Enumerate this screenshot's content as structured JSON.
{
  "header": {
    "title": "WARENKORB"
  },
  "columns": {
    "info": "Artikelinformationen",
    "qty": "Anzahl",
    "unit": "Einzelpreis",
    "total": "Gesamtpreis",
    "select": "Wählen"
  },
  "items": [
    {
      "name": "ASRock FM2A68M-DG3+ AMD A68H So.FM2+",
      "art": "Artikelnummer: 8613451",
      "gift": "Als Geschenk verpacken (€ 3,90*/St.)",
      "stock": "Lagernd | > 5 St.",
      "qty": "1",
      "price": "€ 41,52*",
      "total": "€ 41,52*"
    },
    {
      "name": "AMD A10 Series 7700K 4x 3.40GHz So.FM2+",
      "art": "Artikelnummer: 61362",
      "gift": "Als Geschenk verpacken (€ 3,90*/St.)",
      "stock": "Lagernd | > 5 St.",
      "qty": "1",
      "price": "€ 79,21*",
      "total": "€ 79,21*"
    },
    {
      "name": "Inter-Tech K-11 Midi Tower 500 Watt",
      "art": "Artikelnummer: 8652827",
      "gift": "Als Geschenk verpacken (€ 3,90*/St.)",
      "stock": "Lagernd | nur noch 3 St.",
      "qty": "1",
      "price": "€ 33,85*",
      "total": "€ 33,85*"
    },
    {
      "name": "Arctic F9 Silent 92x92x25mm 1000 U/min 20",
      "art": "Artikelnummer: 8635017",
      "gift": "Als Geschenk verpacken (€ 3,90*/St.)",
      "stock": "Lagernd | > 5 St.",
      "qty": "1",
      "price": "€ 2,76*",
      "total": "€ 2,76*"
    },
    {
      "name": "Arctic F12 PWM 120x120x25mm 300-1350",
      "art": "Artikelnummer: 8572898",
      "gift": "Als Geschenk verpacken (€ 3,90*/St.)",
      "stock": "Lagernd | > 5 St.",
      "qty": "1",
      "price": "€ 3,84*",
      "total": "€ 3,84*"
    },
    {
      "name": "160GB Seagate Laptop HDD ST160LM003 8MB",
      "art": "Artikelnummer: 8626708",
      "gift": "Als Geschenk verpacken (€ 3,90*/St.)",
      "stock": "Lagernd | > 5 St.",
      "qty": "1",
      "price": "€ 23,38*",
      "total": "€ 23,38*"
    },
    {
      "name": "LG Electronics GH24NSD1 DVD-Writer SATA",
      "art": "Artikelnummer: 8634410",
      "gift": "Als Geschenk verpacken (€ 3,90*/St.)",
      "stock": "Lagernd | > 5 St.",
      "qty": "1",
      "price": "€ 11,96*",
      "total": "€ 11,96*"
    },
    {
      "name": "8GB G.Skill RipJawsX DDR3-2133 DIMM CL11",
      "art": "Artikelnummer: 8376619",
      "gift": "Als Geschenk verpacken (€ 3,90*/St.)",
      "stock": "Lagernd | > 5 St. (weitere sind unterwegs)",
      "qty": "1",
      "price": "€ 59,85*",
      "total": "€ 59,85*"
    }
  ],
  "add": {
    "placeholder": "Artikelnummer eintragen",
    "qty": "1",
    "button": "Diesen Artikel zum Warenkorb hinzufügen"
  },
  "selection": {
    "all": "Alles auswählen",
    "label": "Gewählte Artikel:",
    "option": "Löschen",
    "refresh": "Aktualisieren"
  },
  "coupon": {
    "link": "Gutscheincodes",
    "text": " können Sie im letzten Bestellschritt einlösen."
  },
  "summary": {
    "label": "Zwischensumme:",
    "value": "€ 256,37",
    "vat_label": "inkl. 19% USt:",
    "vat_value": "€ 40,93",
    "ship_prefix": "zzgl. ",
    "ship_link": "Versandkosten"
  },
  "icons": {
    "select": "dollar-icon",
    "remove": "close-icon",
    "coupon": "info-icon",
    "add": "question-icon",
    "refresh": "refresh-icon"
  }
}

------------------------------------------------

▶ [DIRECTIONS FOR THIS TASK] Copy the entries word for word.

▶ [RESPONSE TO THE EXERCISE]
Enumerate this screenshot's content as structured JSON.
{
  "header": {
    "title": "WARENKORB"
  },
  "columns": {
    "info": "Artikelinformationen",
    "qty": "Anzahl",
    "unit": "Einzelpreis",
    "total": "Gesamtpreis",
    "select": "Wählen"
  },
  "items": [
    {
      "name": "ASRock FM2A68M-DG3+ AMD A68H So.FM2+",
      "art": "Artikelnummer: 8613451",
      "gift": "Als Geschenk verpacken (€ 3,90*/St.)",
      "stock": "Lagernd | > 5 St.",
      "qty": "1",
      "price": "€ 41,52*",
      "total": "€ 41,52*"
    },
    {
      "name": "AMD A10 Series 7700K 4x 3.40GHz So.FM2+",
      "art": "Artikelnummer: 61362",
      "gift": "Als Geschenk verpacken (€ 3,90*/St.)",
      "stock": "Lagernd | > 5 St.",
      "qty": "1",
      "price": "€ 79,21*",
      "total": "€ 79,21*"
    },
    {
      "name": "Inter-Tech K-11 Midi Tower 500 Watt",
      "art": "Artikelnummer: 8652827",
      "gift": "Als Geschenk verpacken (€ 3,90*/St.)",
      "stock": "Lagernd | nur noch 3 St.",
      "qty": "1",
      "price": "€ 33,85*",
      "total": "€ 33,85*"
    },
    {
      "name": "Arctic F9 Silent 92x92x25mm 1000 U/min 20",
      "art": "Artikelnummer: 8635017",
      "gift": "Als Geschenk verpacken (€ 3,90*/St.)",
      "stock": "Lagernd | > 5 St.",
      "qty": "1",
      "price": "€ 2,76*",
      "total": "€ 2,76*"
    },
    {
      "name": "Arctic F12 PWM 120x120x25mm 300-1350",
      "art": "Artikelnummer: 8572898",
      "gift": "Als Geschenk verpacken (€ 3,90*/St.)",
      "stock": "Lagernd | > 5 St.",
      "qty": "1",
      "price": "€ 3,84*",
      "total": "€ 3,84*"
    },
    {
      "name": "160GB Seagate Laptop HDD ST160LM003 8MB",
      "art": "Artikelnummer: 8626708",
      "gift": "Als Geschenk verpacken (€ 3,90*/St.)",
      "stock": "Lagernd | > 5 St.",
      "qty": "1",
      "price": "€ 23,38*",
      "total": "€ 23,38*"
    },
    {
      "name": "LG Electronics GH24NSD1 DVD-Writer SATA",
      "art": "Artikelnummer: 8634410",
      "gift": "Als Geschenk verpacken (€ 3,90*/St.)",
      "stock": "Lagernd | > 5 St.",
      "qty": "1",
      "price": "€ 11,96*",
      "total": "€ 11,96*"
    },
    {
      "name": "8GB G.Skill RipJawsX DDR3-2133 DIMM CL11",
      "art": "Artikelnummer: 8376619",
      "gift": "Als Geschenk verpacken (€ 3,90*/St.)",
      "stock": "Lagernd | > 5 St. (weitere sind unterwegs)",
      "qty": "1",
      "price": "€ 59,85*",
      "total": "€ 59,85*"
    }
  ],
  "add": {
    "placeholder": "Artikelnummer eintragen",
    "qty": "1",
    "button": "Diesen Artikel zum Warenkorb hinzufügen"
  },
  "selection": {
    "all": "Alles auswählen",
    "label": "Gewählte Artikel:",
    "option": "Löschen",
    "refresh": "Aktualisieren"
  },
  "coupon": {
    "link": "Gutscheincodes",
    "text": " können Sie im letzten Bestellschritt einlösen."
  },
  "summary": {
    "label": "Zwischensumme:",
    "value": "€ 256,37",
    "vat_label": "inkl. 19% USt:",
    "vat_value": "€ 40,93",
    "ship_prefix": "zzgl. ",
    "ship_link": "Versandkosten"
  },
  "icons": {
    "select": "dollar-icon",
    "remove": "close-icon",
    "coupon": "info-icon",
    "add": "question-icon",
    "refresh": "refresh-icon"
  }
}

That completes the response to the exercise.